#### WHAT IS BEING ASKED
Copy all lines holding the word "again" from the entries.

[Dataset excerpts]
────────────────────

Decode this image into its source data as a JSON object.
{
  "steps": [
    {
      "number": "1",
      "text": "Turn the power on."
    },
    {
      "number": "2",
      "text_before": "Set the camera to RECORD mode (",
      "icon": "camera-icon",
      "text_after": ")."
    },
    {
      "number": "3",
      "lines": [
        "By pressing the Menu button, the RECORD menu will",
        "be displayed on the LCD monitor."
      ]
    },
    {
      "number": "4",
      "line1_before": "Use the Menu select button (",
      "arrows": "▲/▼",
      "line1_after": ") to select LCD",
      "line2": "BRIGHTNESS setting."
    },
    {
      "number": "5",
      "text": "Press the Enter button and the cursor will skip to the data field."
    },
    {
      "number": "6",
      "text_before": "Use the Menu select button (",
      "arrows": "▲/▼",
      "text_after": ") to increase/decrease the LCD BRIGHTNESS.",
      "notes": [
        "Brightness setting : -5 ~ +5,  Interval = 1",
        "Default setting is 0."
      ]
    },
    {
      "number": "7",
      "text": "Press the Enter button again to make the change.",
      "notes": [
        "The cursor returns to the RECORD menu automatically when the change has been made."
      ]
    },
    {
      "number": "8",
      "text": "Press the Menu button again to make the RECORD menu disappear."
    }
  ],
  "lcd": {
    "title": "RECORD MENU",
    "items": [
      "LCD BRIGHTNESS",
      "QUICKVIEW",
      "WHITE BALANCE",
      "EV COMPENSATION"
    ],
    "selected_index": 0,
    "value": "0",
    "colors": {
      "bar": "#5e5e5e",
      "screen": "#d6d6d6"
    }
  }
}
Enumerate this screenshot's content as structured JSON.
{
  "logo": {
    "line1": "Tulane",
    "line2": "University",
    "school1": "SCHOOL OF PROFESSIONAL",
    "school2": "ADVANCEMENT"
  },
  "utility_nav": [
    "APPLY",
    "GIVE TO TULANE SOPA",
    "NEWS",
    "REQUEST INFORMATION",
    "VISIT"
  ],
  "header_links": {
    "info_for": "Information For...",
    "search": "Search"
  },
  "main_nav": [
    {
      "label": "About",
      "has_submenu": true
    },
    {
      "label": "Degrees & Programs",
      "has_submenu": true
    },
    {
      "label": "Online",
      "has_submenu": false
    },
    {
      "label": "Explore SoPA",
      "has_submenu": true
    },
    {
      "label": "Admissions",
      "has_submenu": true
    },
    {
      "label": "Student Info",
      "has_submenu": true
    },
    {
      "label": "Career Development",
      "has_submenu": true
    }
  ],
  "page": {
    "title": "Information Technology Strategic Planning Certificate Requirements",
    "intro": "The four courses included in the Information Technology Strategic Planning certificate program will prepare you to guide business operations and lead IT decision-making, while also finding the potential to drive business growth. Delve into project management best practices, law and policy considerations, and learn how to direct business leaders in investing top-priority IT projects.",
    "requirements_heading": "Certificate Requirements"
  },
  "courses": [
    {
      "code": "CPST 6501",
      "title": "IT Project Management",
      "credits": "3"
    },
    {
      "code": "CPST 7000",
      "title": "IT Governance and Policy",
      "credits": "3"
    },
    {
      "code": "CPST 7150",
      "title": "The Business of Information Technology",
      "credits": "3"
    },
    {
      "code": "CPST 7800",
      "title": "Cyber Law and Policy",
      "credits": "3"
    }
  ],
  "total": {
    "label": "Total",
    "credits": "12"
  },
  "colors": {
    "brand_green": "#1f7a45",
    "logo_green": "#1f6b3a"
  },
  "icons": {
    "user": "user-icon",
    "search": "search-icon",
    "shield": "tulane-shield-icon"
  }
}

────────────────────

#### TASK SOLUTION
      "text": "Press the Enter button again to make the change.",
      "text": "Press the Menu button again to make the RECORD menu disappear."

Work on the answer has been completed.